Ernie Banks has died and I’m feeling strangely out of sorts.
At one level, I am — of course — sad to hear the news of Mr. Cub’s death at age 83. He might have been Major League Baseball’s premier ambassador, although St. Louis Cardinals fans have made the case for their icon, the late Stan “The Man” Musial.
But at another level, I am somewhat chastened by the notion that I never really took the opportunity to cheer for Mr. Cub. I grew up in the 1950s and ’60s and much of my baseball attention was gobbled up by some other pretty good athletes. Guys like Mickey Mantle, Ted Williams, Hank Aaron, Willie Mays, Stan the Man and Roberto Clemente all commanded much of my attention. You had the occasional flash in the pan, such as Roger Maris, also getting attention.
Ernie Banks? All he did was belt 512 home runs in his 19-year career with the Chicago Cubs while playing shortstop and then first base.
Mr. Cub had the misfortune of never playing in the postseason. No World Series. No playoffs to get to the Big Show. Nothing. Most of his teams finished with losing records. Maybe that’s why I didn’t care. Hey, I was a kid who was interested in winners, right?

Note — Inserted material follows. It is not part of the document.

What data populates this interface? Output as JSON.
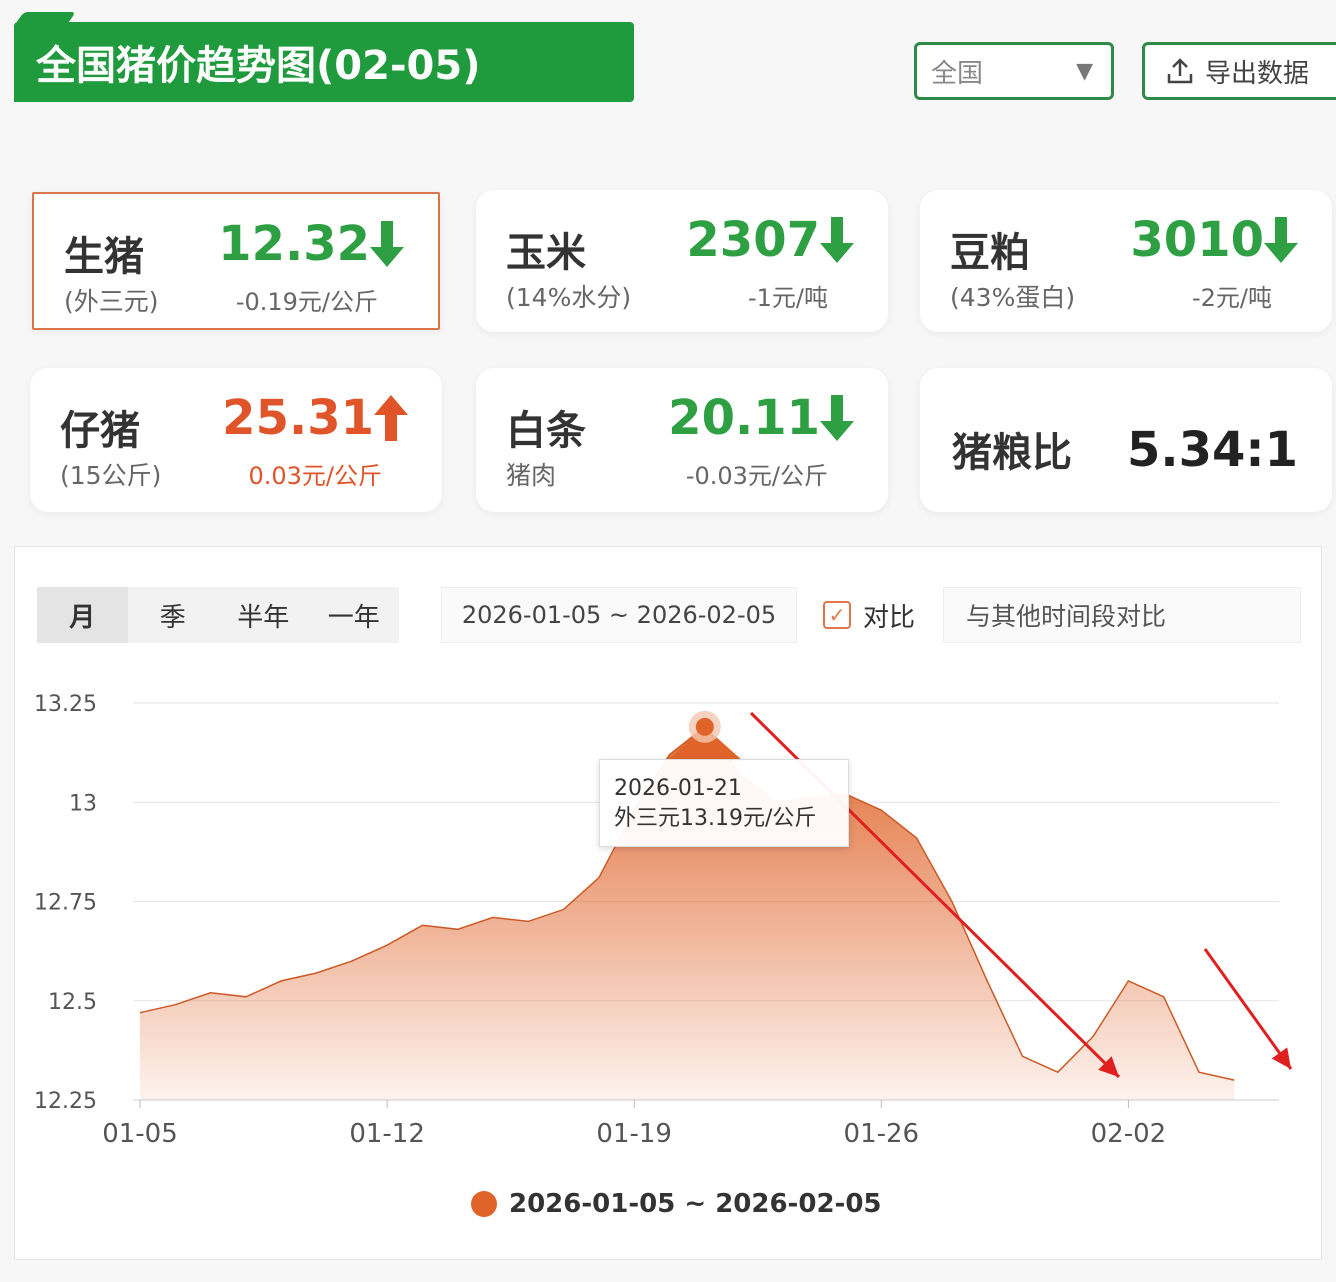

None of that mattered to the Hall of Fame voters who inducted Banks into the Cooperstown, N.Y., shrine in 1977, his first year of eligibility. They knew baseball greatness when they saw it.
Little did I understand until much later that you didn’t need to play on teams that routinely scored more runs than the other team to be a winner.
Mr. Cub’s enthusiasm for the game he loved was infectious. “Let’s play two,” he said famously — and that quote will be repeated endlessly over the next few days.
Pro sports has suffered a bit of an image problem of late. Baseball’s been tainted by steroid and other “performance enhancing drug” use. Pro football has been shamed by the off-the-field savagery of some of its stars against women.
Against that backdrop, now we say “goodbye” to a seriously good and decent man who, by the way, could play a pretty good game of baseball himself.